There was a point in time around the end of the noughties where, for the first time in human history the population in urban areas exceeded that of the population in rural areas. It is expected that by 2050 the world’s urban population will increase by another 2.5 billion equating to two thirds of the global population https://ourworldindata.org/urbanization. These changes are occurring at different rates across the globe with, for instance, 80% of the US population already living in urban areas whereas urbanization is growing fastest in Africa and Asia. It is also occurring in smaller cities with half the world’s urban population living in cities of half a million population or less.
This transformation is profound because it will affect not only where people live but how they will live. The movement of people to cities drives production of goods and services and drives the consumption of these goods. It also drives new tensions such as economic and employment instability, income inequity, human migration, environmental degradation, a myriad of health issues including malnutrition and obesity.
Urbanisation of a population alters that population’s relationship with the food it consumes. As the majority of the world’s population have become urban dwellers therefore the majority of the world’s population have become consumers of food without having direct engagement with its production or producers. This situation has also led to the rural populations focused on serving the interests of changing habits of the urban population. The changing habits and demands, food systems, waste systems, water systems all have knock on effects beyond the city metropolitan area affecting land use, biodiversity, greenhouse gas emissions. But urban areas are completely dependent on their surrounding region to provide fresh water, energy, food, natural services and labor. An examination of the linkages between urban and rural areas, and population and surrounding geography is now more essential than ever.

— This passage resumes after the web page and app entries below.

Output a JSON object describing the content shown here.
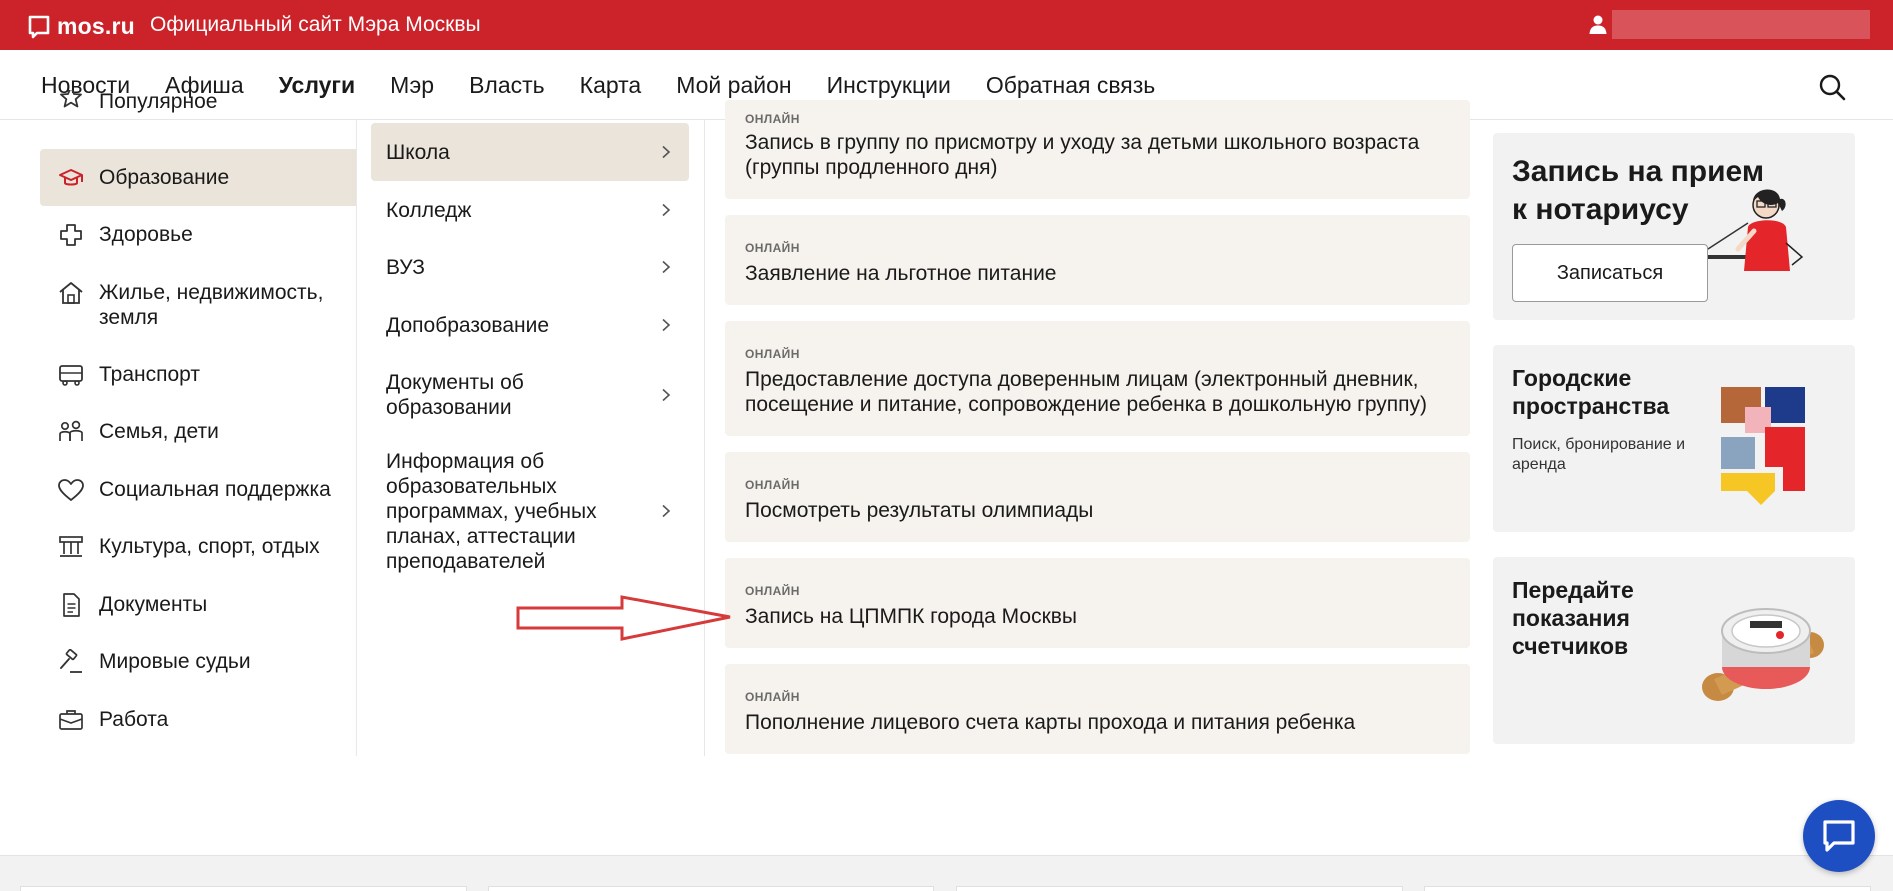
{
  "header": {
    "logo_text": "mos.ru",
    "site_title": "Официальный сайт Мэра Москвы"
  },
  "nav": {
    "items": [
      {
        "label": "Новости"
      },
      {
        "label": "Афиша"
      },
      {
        "label": "Услуги"
      },
      {
        "label": "Мэр"
      },
      {
        "label": "Власть"
      },
      {
        "label": "Карта"
      },
      {
        "label": "Мой район"
      },
      {
        "label": "Инструкции"
      },
      {
        "label": "Обратная связь"
      }
    ],
    "active": "Услуги"
  },
  "categories": [
    {
      "label": "Популярное",
      "icon": "star-icon"
    },
    {
      "label": "Образование",
      "icon": "graduation-cap-icon",
      "active": true
    },
    {
      "label": "Здоровье",
      "icon": "health-cross-icon"
    },
    {
      "label": "Жилье, недвижимость, земля",
      "icon": "house-icon"
    },
    {
      "label": "Транспорт",
      "icon": "bus-icon"
    },
    {
      "label": "Семья, дети",
      "icon": "family-icon"
    },
    {
      "label": "Социальная поддержка",
      "icon": "heart-icon"
    },
    {
      "label": "Культура, спорт, отдых",
      "icon": "museum-icon"
    },
    {
      "label": "Документы",
      "icon": "document-icon"
    },
    {
      "label": "Мировые судьи",
      "icon": "gavel-icon"
    },
    {
      "label": "Работа",
      "icon": "briefcase-icon"
    }
  ],
  "subcategories": [
    {
      "label": "Школа",
      "active": true
    },
    {
      "label": "Колледж"
    },
    {
      "label": "ВУЗ"
    },
    {
      "label": "Допобразование"
    },
    {
      "label": "Документы об образовании"
    },
    {
      "label": "Информация об образовательных программах, учебных планах, аттестации преподавателей"
    }
  ],
  "services": [
    {
      "tag": "ОНЛАЙН",
      "title": "Запись в группу по присмотру и уходу за детьми школьного возраста (группы продленного дня)"
    },
    {
      "tag": "ОНЛАЙН",
      "title": "Заявление на льготное питание"
    },
    {
      "tag": "ОНЛАЙН",
      "title": "Предоставление доступа доверенным лицам (электронный дневник, посещение и питание, сопровождение ребенка в дошкольную группу)"
    },
    {
      "tag": "ОНЛАЙН",
      "title": "Посмотреть результаты олимпиады"
    },
    {
      "tag": "ОНЛАЙН",
      "title": "Запись на ЦПМПК города Москвы"
    },
    {
      "tag": "ОНЛАЙН",
      "title": "Пополнение лицевого счета карты прохода и питания ребенка"
    }
  ],
  "promos": {
    "notary": {
      "title": "Запись на прием к нотариусу",
      "button": "Записаться"
    },
    "spaces": {
      "title": "Городские пространства",
      "subtitle": "Поиск, бронирование и аренда"
    },
    "meters": {
      "title": "Передайте показания счетчиков"
    }
  },
  "colors": {
    "brand_red": "#cc2229",
    "active_bg": "#eae4da",
    "card_bg": "#f6f3ee",
    "promo_bg": "#f2f2f2",
    "chat_blue": "#1e4fc2",
    "annotation_red": "#d63a3a"
  }
}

Food systems are the complex web of interactions between producers, processors, logistics, and consumers and are framed within policy environments, cultural norms and to a certain extent, geography. An efficient food system should, at the core, align to the three pillars of food security, Availability, Access, and Utilization. Food must be accessible in the sense that people have purchasing power, food must be available through supply chains of production and distribution and people must be capable of utilizing food in a culturally appropriate way and the food must be sufficiently nutritious for people to lead active and healthy lives (The Role of City Region Food Systems in Resilience and Sustainable Development, 2015). Building upon this food system framework the City Region Food System (CRFS) has been defined as

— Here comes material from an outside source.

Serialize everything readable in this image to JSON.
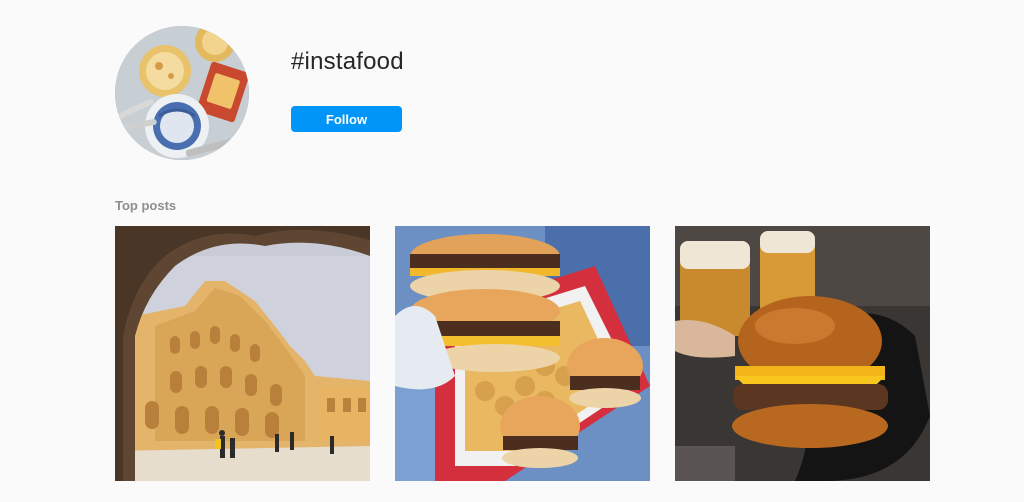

“all the actors, processes and relationships that are involved in food production, processing, distribution and consumption in a given city region that includes a more or less concentrated urban center and its surrounding peri-urban and rural hinterland”
The City Region Food System approach aims to develop connections and complementary interactions and development between urban and rural regions and specifically between urban areas and rural regions within the urban hinterland. By strengthing supply chains and developing links between consumers and producers the CRFS Approach aspires to increase resilience of food systems against shocks, develop and strengthen existing urban and rural relationships and consider environmental and socio-economic outcomes in urban and rural regions (Blay-Palmer et al., 2018) The CRFS approach, while acknowledging the essential need and pivotal role of the private sector it understands at a basic level that goods and services cannot be provided by the market alone and need public and governmental stakeholder intervention to deliver positive transformation (RUAF, FAO)